  9. 9. www.bsspsych.com.au Legal Considerations “The onus is on employers to take measures to ensure their employees are not at risk and work situations do not cause stress.” “Employers are expected to think ahead to ensure employees are not put at mental risk and preventative steps are taken to ensure unsafe systems do not arise.” Professor Ron McCallum (ANU) 9
  10. 10. www.bsspsych.com.au Stress Exacerbation • On-going risk • Disruption of routines or re-location • Poor communications • Delayed decision-making • Inadequate support systems • Rumours and mis-information • Blame and recrimination. 10
  11. 11. www.bsspsych.com.au Effective Leadership • Act decisively to ensure the safety of all • Communicate key information • Deal with rumours promptly • Seek advice on psychological assistance • Get people involved and encourage talking • Listen to concerns raised • Organise practical and psychological support • Do not promise what can’t be delivered • Ensure follow-up assistance is in place. 11

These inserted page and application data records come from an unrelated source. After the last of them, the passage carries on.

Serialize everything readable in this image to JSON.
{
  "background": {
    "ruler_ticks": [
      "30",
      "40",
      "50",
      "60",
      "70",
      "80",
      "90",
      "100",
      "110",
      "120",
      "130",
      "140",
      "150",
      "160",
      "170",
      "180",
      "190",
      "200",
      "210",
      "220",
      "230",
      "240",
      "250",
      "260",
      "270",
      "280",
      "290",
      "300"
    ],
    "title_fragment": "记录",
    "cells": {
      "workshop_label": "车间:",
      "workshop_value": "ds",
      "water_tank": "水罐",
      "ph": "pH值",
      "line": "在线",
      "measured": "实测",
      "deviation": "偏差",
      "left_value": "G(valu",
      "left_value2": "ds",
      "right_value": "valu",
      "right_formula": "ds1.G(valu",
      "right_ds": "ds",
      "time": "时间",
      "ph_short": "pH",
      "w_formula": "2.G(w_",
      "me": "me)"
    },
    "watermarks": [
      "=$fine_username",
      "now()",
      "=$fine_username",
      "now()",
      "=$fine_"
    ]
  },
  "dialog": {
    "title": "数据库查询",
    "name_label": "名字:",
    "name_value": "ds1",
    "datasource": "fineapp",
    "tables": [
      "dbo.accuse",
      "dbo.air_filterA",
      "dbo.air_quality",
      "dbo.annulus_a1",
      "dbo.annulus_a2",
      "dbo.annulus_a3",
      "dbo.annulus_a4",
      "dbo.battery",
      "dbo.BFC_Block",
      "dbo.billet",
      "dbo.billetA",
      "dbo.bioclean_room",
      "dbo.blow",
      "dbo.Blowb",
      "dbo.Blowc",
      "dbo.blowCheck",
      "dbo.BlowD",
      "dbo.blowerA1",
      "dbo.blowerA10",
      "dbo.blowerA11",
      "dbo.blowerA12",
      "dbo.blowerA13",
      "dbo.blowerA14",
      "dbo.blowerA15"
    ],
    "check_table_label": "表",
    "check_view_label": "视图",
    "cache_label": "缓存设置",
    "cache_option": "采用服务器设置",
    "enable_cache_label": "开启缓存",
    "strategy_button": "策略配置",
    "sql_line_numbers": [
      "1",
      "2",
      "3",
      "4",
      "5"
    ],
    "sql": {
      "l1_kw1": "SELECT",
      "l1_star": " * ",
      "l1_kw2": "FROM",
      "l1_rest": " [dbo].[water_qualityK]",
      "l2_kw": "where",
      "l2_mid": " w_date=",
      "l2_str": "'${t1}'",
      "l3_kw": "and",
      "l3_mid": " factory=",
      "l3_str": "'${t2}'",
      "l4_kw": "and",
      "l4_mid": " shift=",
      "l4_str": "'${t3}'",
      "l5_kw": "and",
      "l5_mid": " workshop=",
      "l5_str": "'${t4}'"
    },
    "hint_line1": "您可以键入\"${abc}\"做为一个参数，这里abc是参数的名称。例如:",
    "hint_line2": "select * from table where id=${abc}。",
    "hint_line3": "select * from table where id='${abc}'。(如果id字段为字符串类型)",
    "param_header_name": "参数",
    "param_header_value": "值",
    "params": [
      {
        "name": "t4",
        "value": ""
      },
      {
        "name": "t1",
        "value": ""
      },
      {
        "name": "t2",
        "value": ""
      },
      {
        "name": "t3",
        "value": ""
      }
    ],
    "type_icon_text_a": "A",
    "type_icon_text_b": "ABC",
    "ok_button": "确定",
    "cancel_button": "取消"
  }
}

  12. 12. www.bsspsych.com.au Key Communications • Prepare carefully the communications to be made • Provide authorised information with sensitivity • Give details of actions that have been taken • Advise everyone on what to expect • Outline the supports being made available • Provide details of plans for the foreseeable future • Outline when, where and how information will be updated. 12
  13. 13. www.bsspsych.com.au Psychological Support For the majority of personnel, the impact of a critical incident will be stressful. •Have Critical Incident support plan •Use a professionally qualified provider •Have a pre-existing agreement with your provider relating to: •Response time and professionals’ available •24/7 availability and follow-up support •Summary reports, fees and expenses. 13
  14. 14. www.bsspsych.com.au For a 16 point checklist for planning Critical Incident Response and support in your organisation, go to: www.bsspsych.com.au/BSS/Resources/ 14